It is 40 years ago today that my paternal grandfather William O’Connor died.
Grandad spent the last few weeks of his life not on the Gray’s Corner Farm where he had lived for fifty years but at our family home in Timaru.
I recall the morning a couple of weeks before his death when the doctor went in to tell him that death was near. After the doctor left I went in to see Grandad expecting him to be as sad as we all were. Instead he was deeply joyful and very relaxed. Until that point he had been worried that he was not getting better, but now he understood that he was dying and within minutes of knowing that he only had a short time to live he was already looking forward to the next stage of his journey with God.
Two days before his death it was Friday morning and I went into Grandad’s room to say “see you later” as I did every morning before heading off to school. He called me over, shook my hand and said, “John, never be afraid of death”.
On the Sunday afternoon Jack was celebrating Mass with many of the family gathered around Grandad’s bed. During the Prayers of the Faithful Grandad was included in the prayers for the dying, but during the first part of the Eucharistic Prayer he peacefully died and Jack was able to include him also in the prayer for the dead in the Eucharistic Prayer.
I suppose we all fear death. The little deaths we have every day as we struggle with the reality of imperfect earthly existence are a taste of that final death that brings its own anxiety and perhaps fear. None of us likes going to funerals because the apparent finality of death is unavoidable.
My grandfather Bill didn’t fear death because he had been practicing for it all his earthly life with long walks and drives to Sunday Mass, and regular prayer, including the Rosary as he went about the routines of farm work.
Today the reality is that we are all preparing for death, even the youngest of us. That’s the journey of life.
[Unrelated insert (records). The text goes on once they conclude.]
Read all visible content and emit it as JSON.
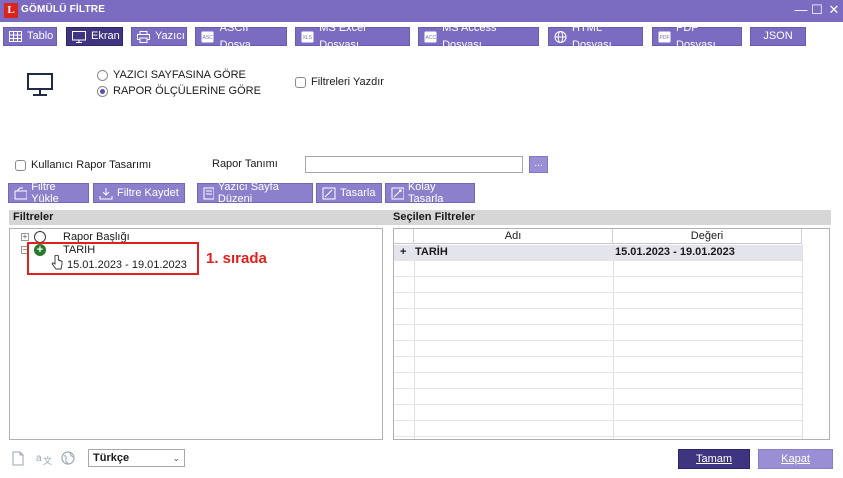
{
  "window": {
    "title": "GÖMÜLÜ FİLTRE",
    "logo": "L"
  },
  "tabs": [
    {
      "label": "Tablo",
      "icon": "table-icon"
    },
    {
      "label": "Ekran",
      "icon": "monitor-icon",
      "active": true
    },
    {
      "label": "Yazıcı",
      "icon": "printer-icon"
    },
    {
      "label": "ASCII Dosya",
      "icon": "ascii-file-icon"
    },
    {
      "label": "MS Excel Dosyası",
      "icon": "excel-file-icon"
    },
    {
      "label": "MS Access Dosyası",
      "icon": "access-file-icon"
    },
    {
      "label": "HTML Dosyası",
      "icon": "globe-icon"
    },
    {
      "label": "PDF Dosyası",
      "icon": "pdf-file-icon"
    },
    {
      "label": "JSON",
      "icon": ""
    }
  ],
  "options": {
    "radio1": "YAZICI SAYFASINA GÖRE",
    "radio2": "RAPOR ÖLÇÜLERİNE GÖRE",
    "selected": "radio2",
    "print_filters": "Filtreleri Yazdır",
    "user_design": "Kullanıcı Rapor Tasarımı",
    "report_def_label": "Rapor Tanımı",
    "report_def_value": "",
    "browse": "..."
  },
  "actions": {
    "load_filter": "Filtre Yükle",
    "save_filter": "Filtre Kaydet",
    "page_layout": "Yazıcı Sayfa Düzeni",
    "design": "Tasarla",
    "easy_design": "Kolay Tasarla"
  },
  "filters": {
    "heading": "Filtreler",
    "items": [
      {
        "label": "Rapor Başlığı",
        "value": ""
      },
      {
        "label": "TARİH",
        "value": "15.01.2023 - 19.01.2023"
      }
    ]
  },
  "annotation": "1. sırada",
  "selected_filters": {
    "heading": "Seçilen Filtreler",
    "columns": [
      "Adı",
      "Değeri"
    ],
    "rows": [
      {
        "marker": "+",
        "name": "TARİH",
        "value": "15.01.2023 - 19.01.2023"
      }
    ]
  },
  "footer": {
    "language": "Türkçe",
    "ok": "Tamam",
    "close": "Kapat"
  },
  "colors": {
    "accent": "#7b6cc2",
    "active_tab": "#3f3480",
    "annotation": "#e0201c"
  }
}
We all want to be happy, and I suppose a good rule of life is to live every moment with the kind of integrity, depth and quality that we would want to live if we knew that today was our last day on earth.
William O’Connor 19 July 1898 – 3 July 1977.
May he rest in peace.